Recovery workers at the site of a Ukraine passenger jet crash near Tehran, Iran, January 8, 2020
UPDATE, JAN 8:
On the second anniversary of the downing of an Ukraine passenger jet by the Iranian military killing all 176 passengers and crew, Iran State outlet Press TV headlines: “January 8: When Iran Shattered US Facade of Invincibility”.
Iran blames the incident on a misaligned radar and human error but the victims' families question the official narrative.
In a gathering at Imam Khomeini Int'l Airport last night, they said: "The truth must not be crushed for the sake of expedience."https://t.co/IXClus3cv9
— Kian Sharifi (@KianSharifi) January 8, 2022
UPDATE, JAN 7:
Ukraine, Canada, the UK, and Sweden confirm they have given up on discussions with Iran over compensation for families of the 176 victims of the Ukrainian passenger jet downed by Iranian anti-aircraft fire on January 8, 2020.
The four countries said in a statement on Thursday that they will now pursue legal remedies.
Despite our best efforts over the past two years and multiple attempts to resolve this matter through negotiations, the Coordination Group has determined that further attempts to negotiate with Iran…are futile.
The Coordination Group will now focus on subsequent actions to take to resolve this matter in accordance with international law.
Iran responded on Friday with the statement that it is prepared to hold bilateral talks with each of the countries.
The Foreign Ministry declared that Tehran has begun the process of paying $150,000 compensation promised to victims’ families in December 2020, and will continue to hold court sessions with families present over 10 unnamed people whom Iranian authorities have indicted.
UPDATE, JAN 4:
A Canadian court has awarded C$107 million ($83.94 million), plus interest, to the families of six people killed in Iran’s downing of a Ukrainian passenger jet on January 8, 2020.
All 176 passengers and crew were slain when two anti-aircraft missiles exploded near Ukraine International Airlines Flight 752, soon after its takeoff from Imam Khomeini International Airport in Tehran.
The victims included 55 Canadian citizens and 30 permanent residents.
The lawyer for the six families, Mark Arnold, said his team will seek the seizure of Iranian assets in Canada and abroad.
Hours before the downing, Iran had fired missiles at US personnel on bases in Iraq.
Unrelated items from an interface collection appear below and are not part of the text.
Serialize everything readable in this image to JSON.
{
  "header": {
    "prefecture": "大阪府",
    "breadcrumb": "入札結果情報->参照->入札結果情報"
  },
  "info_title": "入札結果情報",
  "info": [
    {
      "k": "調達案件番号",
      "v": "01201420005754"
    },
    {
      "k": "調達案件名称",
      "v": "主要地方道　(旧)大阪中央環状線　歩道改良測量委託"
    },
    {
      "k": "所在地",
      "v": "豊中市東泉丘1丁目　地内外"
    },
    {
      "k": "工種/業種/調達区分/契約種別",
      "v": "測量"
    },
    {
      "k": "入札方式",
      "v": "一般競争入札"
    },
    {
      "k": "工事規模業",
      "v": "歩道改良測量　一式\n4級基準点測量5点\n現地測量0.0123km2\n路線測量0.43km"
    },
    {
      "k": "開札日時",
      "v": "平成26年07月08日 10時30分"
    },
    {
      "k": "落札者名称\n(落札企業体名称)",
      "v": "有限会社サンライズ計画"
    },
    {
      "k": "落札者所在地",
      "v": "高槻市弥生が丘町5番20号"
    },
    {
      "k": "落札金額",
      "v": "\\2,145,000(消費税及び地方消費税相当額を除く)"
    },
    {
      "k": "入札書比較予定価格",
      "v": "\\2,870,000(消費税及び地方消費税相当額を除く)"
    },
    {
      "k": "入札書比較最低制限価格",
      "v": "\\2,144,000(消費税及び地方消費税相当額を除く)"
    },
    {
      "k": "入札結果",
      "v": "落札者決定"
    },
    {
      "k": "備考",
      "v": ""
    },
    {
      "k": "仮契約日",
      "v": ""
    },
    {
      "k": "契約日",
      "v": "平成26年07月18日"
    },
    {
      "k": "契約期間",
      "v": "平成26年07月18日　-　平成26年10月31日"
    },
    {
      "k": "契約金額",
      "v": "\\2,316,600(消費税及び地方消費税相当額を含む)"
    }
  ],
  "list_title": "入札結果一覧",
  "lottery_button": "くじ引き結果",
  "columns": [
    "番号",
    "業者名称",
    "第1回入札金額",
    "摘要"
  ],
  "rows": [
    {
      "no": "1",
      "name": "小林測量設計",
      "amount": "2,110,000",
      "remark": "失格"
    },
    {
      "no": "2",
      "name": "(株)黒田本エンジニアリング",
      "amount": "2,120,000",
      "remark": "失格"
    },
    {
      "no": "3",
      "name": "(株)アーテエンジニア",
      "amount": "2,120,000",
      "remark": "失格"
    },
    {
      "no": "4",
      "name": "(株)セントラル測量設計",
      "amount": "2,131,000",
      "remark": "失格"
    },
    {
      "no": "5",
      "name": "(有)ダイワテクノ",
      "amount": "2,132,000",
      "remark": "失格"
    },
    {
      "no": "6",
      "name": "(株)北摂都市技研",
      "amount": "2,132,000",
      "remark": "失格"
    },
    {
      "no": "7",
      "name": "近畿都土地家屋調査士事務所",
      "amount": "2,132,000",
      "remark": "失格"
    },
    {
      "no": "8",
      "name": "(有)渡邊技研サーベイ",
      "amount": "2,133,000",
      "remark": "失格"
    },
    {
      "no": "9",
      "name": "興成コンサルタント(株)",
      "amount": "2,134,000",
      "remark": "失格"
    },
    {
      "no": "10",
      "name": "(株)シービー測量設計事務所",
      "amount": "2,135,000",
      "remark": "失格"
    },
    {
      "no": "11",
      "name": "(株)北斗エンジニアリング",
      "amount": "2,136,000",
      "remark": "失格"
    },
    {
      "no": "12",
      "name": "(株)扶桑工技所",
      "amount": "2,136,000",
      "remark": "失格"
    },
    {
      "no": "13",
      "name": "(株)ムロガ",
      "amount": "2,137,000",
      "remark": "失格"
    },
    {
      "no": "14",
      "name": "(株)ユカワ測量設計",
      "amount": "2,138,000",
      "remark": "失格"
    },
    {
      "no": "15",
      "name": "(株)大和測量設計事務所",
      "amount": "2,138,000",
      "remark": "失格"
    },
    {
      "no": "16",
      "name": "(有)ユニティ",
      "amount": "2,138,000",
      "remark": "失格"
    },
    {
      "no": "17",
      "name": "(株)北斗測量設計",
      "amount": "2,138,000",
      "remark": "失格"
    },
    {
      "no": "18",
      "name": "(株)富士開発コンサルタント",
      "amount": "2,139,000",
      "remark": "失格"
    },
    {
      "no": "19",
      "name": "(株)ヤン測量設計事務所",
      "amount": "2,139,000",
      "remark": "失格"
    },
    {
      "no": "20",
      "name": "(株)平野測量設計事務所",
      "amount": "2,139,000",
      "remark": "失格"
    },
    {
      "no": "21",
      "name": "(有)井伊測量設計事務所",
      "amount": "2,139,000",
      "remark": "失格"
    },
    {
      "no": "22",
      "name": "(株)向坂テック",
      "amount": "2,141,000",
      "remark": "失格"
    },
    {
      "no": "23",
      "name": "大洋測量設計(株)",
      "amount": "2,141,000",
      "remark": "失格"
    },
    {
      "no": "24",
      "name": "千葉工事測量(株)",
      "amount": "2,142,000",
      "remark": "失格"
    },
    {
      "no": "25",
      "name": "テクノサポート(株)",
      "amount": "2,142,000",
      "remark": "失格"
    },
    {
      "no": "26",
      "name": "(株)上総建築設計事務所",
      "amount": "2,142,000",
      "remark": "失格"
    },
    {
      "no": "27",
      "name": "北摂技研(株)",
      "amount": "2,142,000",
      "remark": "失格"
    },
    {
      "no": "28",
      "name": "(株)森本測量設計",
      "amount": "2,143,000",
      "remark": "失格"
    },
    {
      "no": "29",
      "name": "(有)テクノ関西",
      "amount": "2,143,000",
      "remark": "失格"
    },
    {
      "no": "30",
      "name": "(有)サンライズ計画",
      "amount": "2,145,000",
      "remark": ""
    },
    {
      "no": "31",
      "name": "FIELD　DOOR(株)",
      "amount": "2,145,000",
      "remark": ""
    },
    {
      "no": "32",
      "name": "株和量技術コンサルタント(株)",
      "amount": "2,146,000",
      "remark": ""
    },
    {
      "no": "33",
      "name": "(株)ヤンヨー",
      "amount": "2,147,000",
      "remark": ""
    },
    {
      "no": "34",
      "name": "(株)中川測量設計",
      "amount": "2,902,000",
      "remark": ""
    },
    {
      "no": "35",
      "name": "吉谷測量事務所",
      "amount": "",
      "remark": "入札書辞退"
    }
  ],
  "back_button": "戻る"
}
The attack was in retaliation for the January 3 assassination of Lt. Gen. Qassem Soleimani, the commander of the Revolutionary Guards’ Qods Force, by a US drone.
The Iranian regime marked the anniversary of Soleimani’s death on Monday with rallies. President Ebrahim Raisi said in his speech, “If [Donald] Trump and [former US Secretary of State Mike] Pompeo are not tried in a fair court for the criminal act of assassinating General Soleimani, Muslims will take our martyr’s revenge.”
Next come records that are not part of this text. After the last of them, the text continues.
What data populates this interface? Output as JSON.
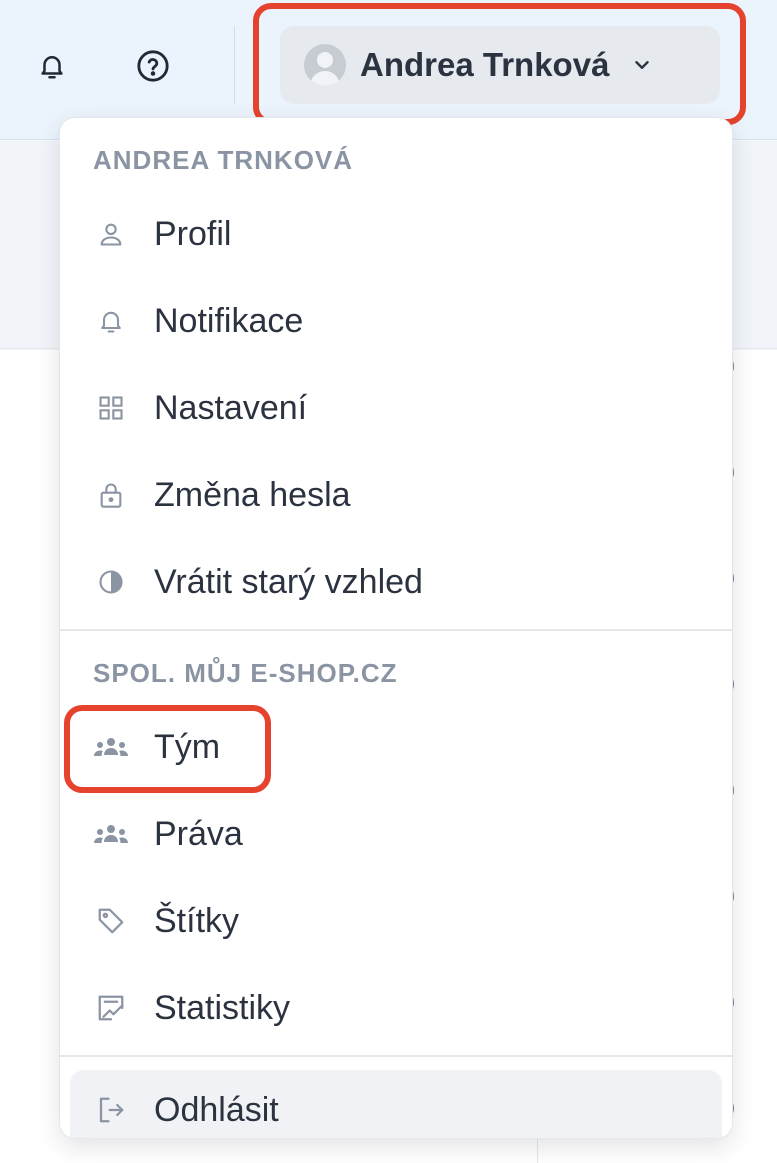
{
  "header": {
    "user_name": "Andrea Trnková",
    "icons": [
      "bell-icon",
      "help-circle-icon",
      "avatar",
      "chevron-down-icon"
    ]
  },
  "menu": {
    "user_section_title": "ANDREA TRNKOVÁ",
    "user_items": [
      {
        "label": "Profil",
        "icon": "user-icon"
      },
      {
        "label": "Notifikace",
        "icon": "bell-icon"
      },
      {
        "label": "Nastavení",
        "icon": "grid-icon"
      },
      {
        "label": "Změna hesla",
        "icon": "lock-icon"
      },
      {
        "label": "Vrátit starý vzhled",
        "icon": "contrast-icon"
      }
    ],
    "company_section_title": "SPOL. MŮJ E-SHOP.CZ",
    "company_items": [
      {
        "label": "Tým",
        "icon": "team-icon"
      },
      {
        "label": "Práva",
        "icon": "team-icon"
      },
      {
        "label": "Štítky",
        "icon": "tag-icon"
      },
      {
        "label": "Statistiky",
        "icon": "chart-icon"
      }
    ],
    "logout_label": "Odhlásit",
    "logout_icon": "logout-icon"
  },
  "background": {
    "row_marker": ")"
  },
  "colors": {
    "highlight": "#e5432d",
    "header_bg": "#ebf3fc",
    "text": "#2b3340",
    "muted": "#8a94a3"
  }
}
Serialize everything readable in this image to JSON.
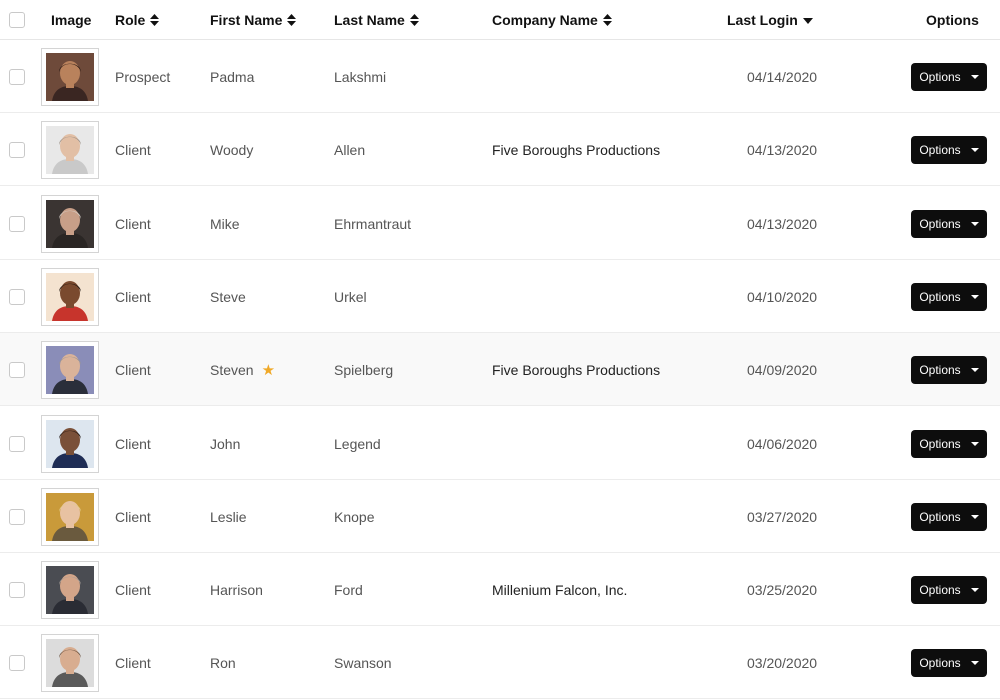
{
  "header": {
    "image": "Image",
    "role": "Role",
    "first_name": "First Name",
    "last_name": "Last Name",
    "company": "Company Name",
    "last_login": "Last Login",
    "options": "Options"
  },
  "rows": [
    {
      "role": "Prospect",
      "first": "Padma",
      "last": "Lakshmi",
      "company": "",
      "login": "04/14/2020",
      "options": "Options",
      "starred": false,
      "colors": {
        "bg": "#6e4a3a",
        "skin": "#b9825c",
        "hair": "#2a1a14",
        "shirt": "#3a2622"
      }
    },
    {
      "role": "Client",
      "first": "Woody",
      "last": "Allen",
      "company": "Five Boroughs Productions",
      "login": "04/13/2020",
      "options": "Options",
      "starred": false,
      "colors": {
        "bg": "#e8e8e8",
        "skin": "#e2bfa5",
        "hair": "#9a8f86",
        "shirt": "#c9c9c9"
      }
    },
    {
      "role": "Client",
      "first": "Mike",
      "last": "Ehrmantraut",
      "company": "",
      "login": "04/13/2020",
      "options": "Options",
      "starred": false,
      "colors": {
        "bg": "#3a3432",
        "skin": "#c89f88",
        "hair": "#d8d2cc",
        "shirt": "#2a2624"
      }
    },
    {
      "role": "Client",
      "first": "Steve",
      "last": "Urkel",
      "company": "",
      "login": "04/10/2020",
      "options": "Options",
      "starred": false,
      "colors": {
        "bg": "#f4e3d0",
        "skin": "#7a4a2e",
        "hair": "#1a120e",
        "shirt": "#c7342c"
      }
    },
    {
      "role": "Client",
      "first": "Steven",
      "last": "Spielberg",
      "company": "Five Boroughs Productions",
      "login": "04/09/2020",
      "options": "Options",
      "starred": true,
      "colors": {
        "bg": "#8a8db8",
        "skin": "#dab39a",
        "hair": "#9a9592",
        "shirt": "#2a2e3a"
      }
    },
    {
      "role": "Client",
      "first": "John",
      "last": "Legend",
      "company": "",
      "login": "04/06/2020",
      "options": "Options",
      "starred": false,
      "colors": {
        "bg": "#dde6ef",
        "skin": "#7a5038",
        "hair": "#1d1410",
        "shirt": "#1f2d55"
      }
    },
    {
      "role": "Client",
      "first": "Leslie",
      "last": "Knope",
      "company": "",
      "login": "03/27/2020",
      "options": "Options",
      "starred": false,
      "colors": {
        "bg": "#c99a3a",
        "skin": "#e8c2a2",
        "hair": "#e3cd8c",
        "shirt": "#6a5a3e"
      }
    },
    {
      "role": "Client",
      "first": "Harrison",
      "last": "Ford",
      "company": "Millenium Falcon, Inc.",
      "login": "03/25/2020",
      "options": "Options",
      "starred": false,
      "colors": {
        "bg": "#4a4c52",
        "skin": "#d3a589",
        "hair": "#a39c96",
        "shirt": "#2a2c34"
      }
    },
    {
      "role": "Client",
      "first": "Ron",
      "last": "Swanson",
      "company": "",
      "login": "03/20/2020",
      "options": "Options",
      "starred": false,
      "colors": {
        "bg": "#dcdcdc",
        "skin": "#d8ad90",
        "hair": "#6a5240",
        "shirt": "#5a5a5a"
      }
    }
  ],
  "icons": {
    "sort": "sort-both-icon",
    "sort_desc": "sort-desc-icon",
    "star": "star-icon",
    "caret": "caret-down-icon",
    "checkbox": "checkbox-icon"
  },
  "colors": {
    "button_bg": "#0d0d0d",
    "star": "#f0a928",
    "row_alt": "#f9f9f9",
    "border": "#ececec"
  }
}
ORIGINAL ENTRY, DEC 17: Canada, Sweden, Ukraine, and the UK have warned Iran of legal action if Tehran does not act over the downing of a Ukrainian jet which killed 176 passengers and crew on January 8, 2020.
The four countries said in a statement that Iran continues to stall over reparations to the families of the victims, and set a deadline of January 5 for a response.
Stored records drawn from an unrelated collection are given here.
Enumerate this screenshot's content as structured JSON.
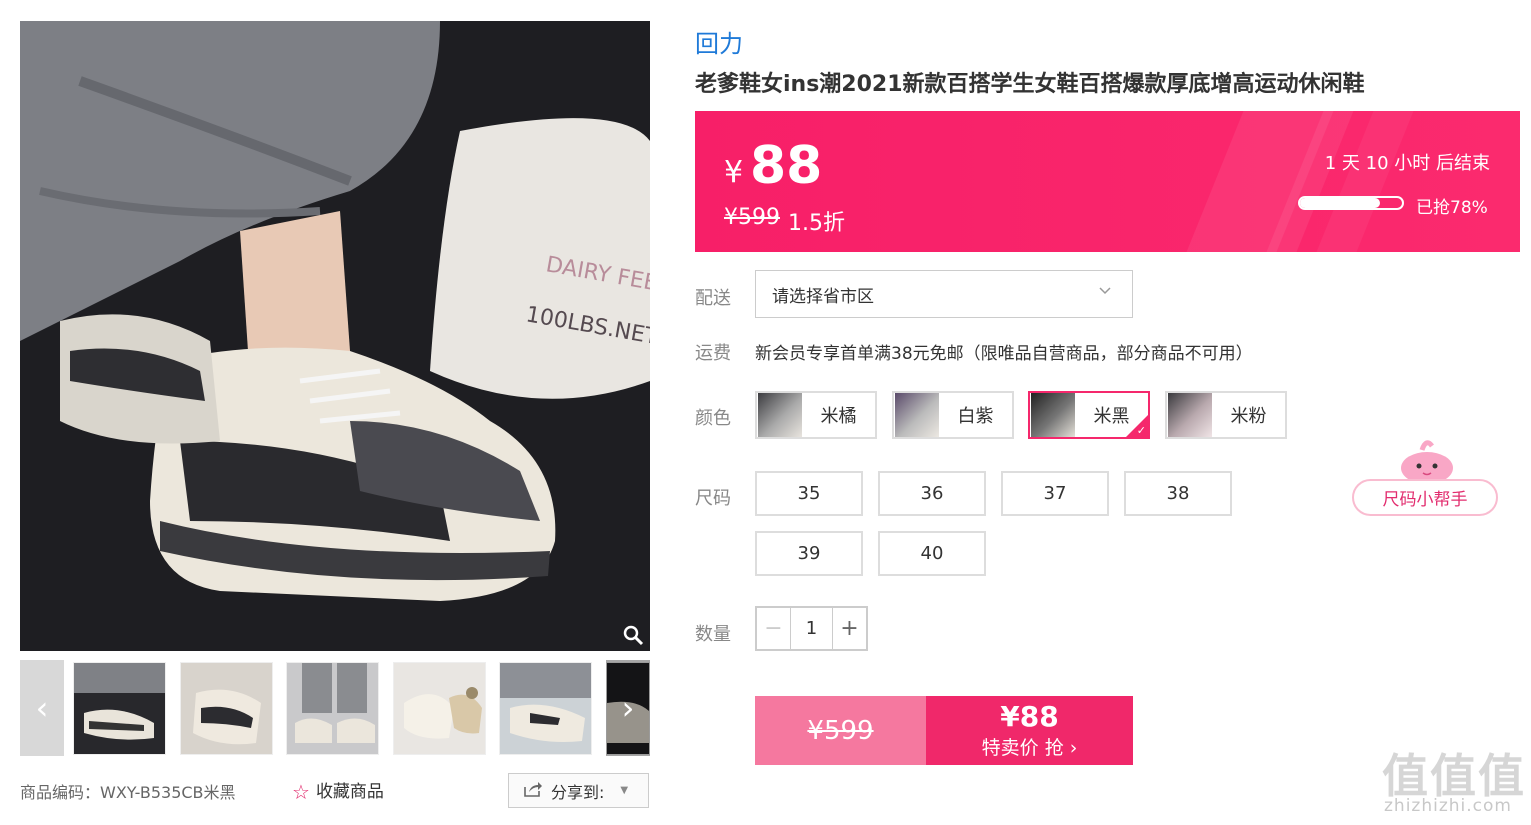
{
  "gallery": {
    "main_alt": "sneaker-photo",
    "thumbnails": [
      "thumb-1",
      "thumb-2",
      "thumb-3",
      "thumb-4",
      "thumb-5",
      "thumb-6"
    ],
    "prev_icon": "chevron-left-icon",
    "next_icon": "chevron-right-icon",
    "zoom_icon": "magnifier-icon"
  },
  "meta": {
    "sku": "商品编码：WXY-B535CB米黑",
    "favorite_label": "收藏商品",
    "share_label": "分享到:"
  },
  "product": {
    "brand": "回力",
    "title": "老爹鞋女ins潮2021新款百搭学生女鞋百搭爆款厚底增高运动休闲鞋"
  },
  "price": {
    "currency": "¥",
    "current": "88",
    "original": "¥599",
    "discount": "1.5折",
    "countdown": "1  天 10 小时 后结束",
    "sold_label": "已抢78%",
    "sold_fraction": 0.78,
    "accent": "#fb2a6e"
  },
  "delivery": {
    "label": "配送",
    "placeholder": "请选择省市区"
  },
  "freight": {
    "label": "运费",
    "text": "新会员专享首单满38元免邮（限唯品自营商品，部分商品不可用）"
  },
  "colors": {
    "label": "颜色",
    "options": [
      "米橘",
      "白紫",
      "米黑",
      "米粉"
    ],
    "selected": "米黑"
  },
  "sizes": {
    "label": "尺码",
    "options": [
      "35",
      "36",
      "37",
      "38",
      "39",
      "40"
    ],
    "helper": "尺码小帮手"
  },
  "quantity": {
    "label": "数量",
    "value": "1",
    "minus": "−",
    "plus": "+"
  },
  "buy": {
    "original": "¥599",
    "price": "¥88",
    "action": "特卖价 抢 ›"
  },
  "watermark": {
    "main": "值值值",
    "sub": "zhizhizhi.com"
  }
}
“The Coordination Group’s patience is wearing thin,” the quartet said, adding that they will “have to seriously consider other actions to resolve this matter within the framework of international law”.
Most of the passengers, slain when two anti-aircraft missiles exploded near Ukraine International Airlines Flight 752, were residents or citizens of the four countries pursuing the complaint. More than 100 passengers were Iranian citizens, some of whom held dual nationality.
The incident occurred five days after the US assassinated Maj. Gen. Qassem Soleimani, the head of the Quds Force of the Revolutionary Guards, in a drone strike outside Baghdad International Airport. Hours before the shootdown, Iran fired rockets on Iraqi base with American personnel.
Iranian authorities initially claimed falsely that the jet crashed due to “catastrophic engine failure”. The military did not inform President Hassan Rouhani of the actual circumstances until 48 hours after the downing, and a statement was not issued to the Iranian public until January 11.
In June, Canadian experts concluded that Iran was “fully responsible” because of the “incompetence, recklessness, and wanton disregard for human life” of Iranian officials. The specialists concluded that the anti-aircraft fire was not “premeditated” or ordered by Iranian authorities, as a soldier “likely acted on his own”. However, they noted that Iranian authorities did not close airspace or notify airlines, and that after the shootdown, the site was bulldozed and access was blocked to the site, evidence, and witnesses.
Last May, a court in Canada’s Ontario Province ruled that Iran owes damages to relatives of the victims, finding “on a balance of probabilities” that the attack was an intentional act of terrorism.
Iran’s Cabinet declared in December 2020 that it had allocated $150,000 for the victims’ families, but no money has ever been paid.